What were the most significant results of posting this Challenge?
Overall, we had over 1000 teams review the prize criteria, at least 50 teams compete from 18 different countries, and we received 12 submissions from 7 different countries by our deadline. Our Solvers ranged from ALS experts to those who were completely new to the field, and we were pleased to see such diversity and so many out-of-the-box approaches amongst the submissions. We have often said that one of the best things the incentive prize model can do is attract a wide variety of people to think about a particular problem in new and different ways, and the submissions we received demonstrate that, as a complement to front-end funding and support, the prize model can truly help accelerate the discovery of answers to very focused problems.
I think the winners of our two prizes exemplify our success in attracting a group of Solvers with a wide range of knowledge and expertise: Dr. Seward Rutkove has been conducting research related to ALS for over 10 years so for him, the main impact of the prize was to accelerate his efforts, narrow his focus a bit on the particular issue of finding an ALS biomarker of clinical progression, and encourage him to perform certain statistical analyses relevant to validating his approach. Dr. Harvey Arbesman is a dermatologist with no previous background in ALS research, who was inspired by the prize to translate a long-known clinical observation, that ALS patients do not develop bed sores, into the discovery of a brand new skin-based biomarker. So in one case the prize accelerated the efforts of an "existing" ALS mind, and in another case we attracted a "new" mind to the ALS field.
You are planning to re-post the Challenge in a few weeks - do you expect to find a solution this time?
The Challenge will have a rolling deadline and will be open for 2 years, meaning that our Scientific Advisory Board will review submissions as soon as they come in and we will award the $1M prize as soon as we receive a submission that meets all of our posted Prize criteria. Given how much progress was made in the past two years (both in the context of the prize as well as in the ALS research field at large), we believe that a fully validated biomarker will be found within the next two years.
Is it possible that a new Solver could come forward to win the $1M prize? Or are the winners of the current prize too far advanced?

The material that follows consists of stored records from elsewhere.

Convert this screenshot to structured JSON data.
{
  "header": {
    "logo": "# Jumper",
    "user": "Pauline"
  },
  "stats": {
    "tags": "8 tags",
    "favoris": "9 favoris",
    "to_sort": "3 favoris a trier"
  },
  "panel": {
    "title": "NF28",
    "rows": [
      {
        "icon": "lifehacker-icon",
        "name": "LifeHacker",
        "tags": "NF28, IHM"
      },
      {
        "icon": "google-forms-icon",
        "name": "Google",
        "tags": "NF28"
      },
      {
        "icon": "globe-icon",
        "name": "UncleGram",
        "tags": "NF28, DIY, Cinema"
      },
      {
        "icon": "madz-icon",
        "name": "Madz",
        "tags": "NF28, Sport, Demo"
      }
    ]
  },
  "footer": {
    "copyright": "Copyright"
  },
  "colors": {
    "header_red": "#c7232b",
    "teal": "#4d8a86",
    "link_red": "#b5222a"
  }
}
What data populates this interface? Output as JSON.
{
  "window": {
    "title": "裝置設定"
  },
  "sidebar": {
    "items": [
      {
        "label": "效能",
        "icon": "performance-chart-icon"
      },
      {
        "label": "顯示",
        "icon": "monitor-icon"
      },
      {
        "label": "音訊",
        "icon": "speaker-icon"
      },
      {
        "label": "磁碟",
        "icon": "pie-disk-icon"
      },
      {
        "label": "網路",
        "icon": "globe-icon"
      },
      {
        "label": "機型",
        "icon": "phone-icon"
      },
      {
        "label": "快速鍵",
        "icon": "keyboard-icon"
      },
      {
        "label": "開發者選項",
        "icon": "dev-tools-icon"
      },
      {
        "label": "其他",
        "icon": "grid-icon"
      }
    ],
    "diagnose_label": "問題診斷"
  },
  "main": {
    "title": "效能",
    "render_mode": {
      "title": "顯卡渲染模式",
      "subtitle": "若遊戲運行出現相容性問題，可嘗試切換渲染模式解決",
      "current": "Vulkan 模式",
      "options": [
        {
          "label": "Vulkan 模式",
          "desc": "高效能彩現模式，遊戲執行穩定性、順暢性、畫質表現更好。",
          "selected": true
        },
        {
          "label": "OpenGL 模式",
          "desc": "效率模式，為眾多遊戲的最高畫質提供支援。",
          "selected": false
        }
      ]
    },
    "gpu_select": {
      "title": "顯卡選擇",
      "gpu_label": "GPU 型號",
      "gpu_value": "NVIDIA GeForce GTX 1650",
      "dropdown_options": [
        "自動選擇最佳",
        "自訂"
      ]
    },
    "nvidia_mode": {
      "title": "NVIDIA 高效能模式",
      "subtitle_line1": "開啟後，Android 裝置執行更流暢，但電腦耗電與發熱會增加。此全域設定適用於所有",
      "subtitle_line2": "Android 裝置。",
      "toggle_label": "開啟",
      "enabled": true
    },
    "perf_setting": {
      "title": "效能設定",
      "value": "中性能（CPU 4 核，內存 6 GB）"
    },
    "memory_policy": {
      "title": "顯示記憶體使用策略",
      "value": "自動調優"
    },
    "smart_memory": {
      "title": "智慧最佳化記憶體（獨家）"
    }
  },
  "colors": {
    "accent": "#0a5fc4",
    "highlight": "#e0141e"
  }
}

Dr. Arbesman and Dr. Rutkove's teams have clearly made a lot of progress, but we know there are other researchers out there working on this very issue, and we know there is a possibility that one of these other teams will find and validate an ALS biomarker of disease progression first. This is why we are re-posting the prize on InnoCentive -- we still believe that the necessary solution can come from anywhere and we want to keep the door open for anyone and everyone who believes they can produce an ALS biomarker within the next two years.
Do you have any words of wisdom for Solvers who might be interested in working on the re-posted Challenge?
We've learned a lot from this Challenge, and we want to share some of the lessons we've learned with those who are interested in competing. While the prize criteria remain the same, we're making some changes in the language that help clarify some of our criteria - and solvers can find that clarified language in the InnoCentive project room. We'll also be sharing a list of other lessons learned within the InnoCentive project room when the prize is re-posted May 15th.
Thank you Melanie - we're honored to be part of this project.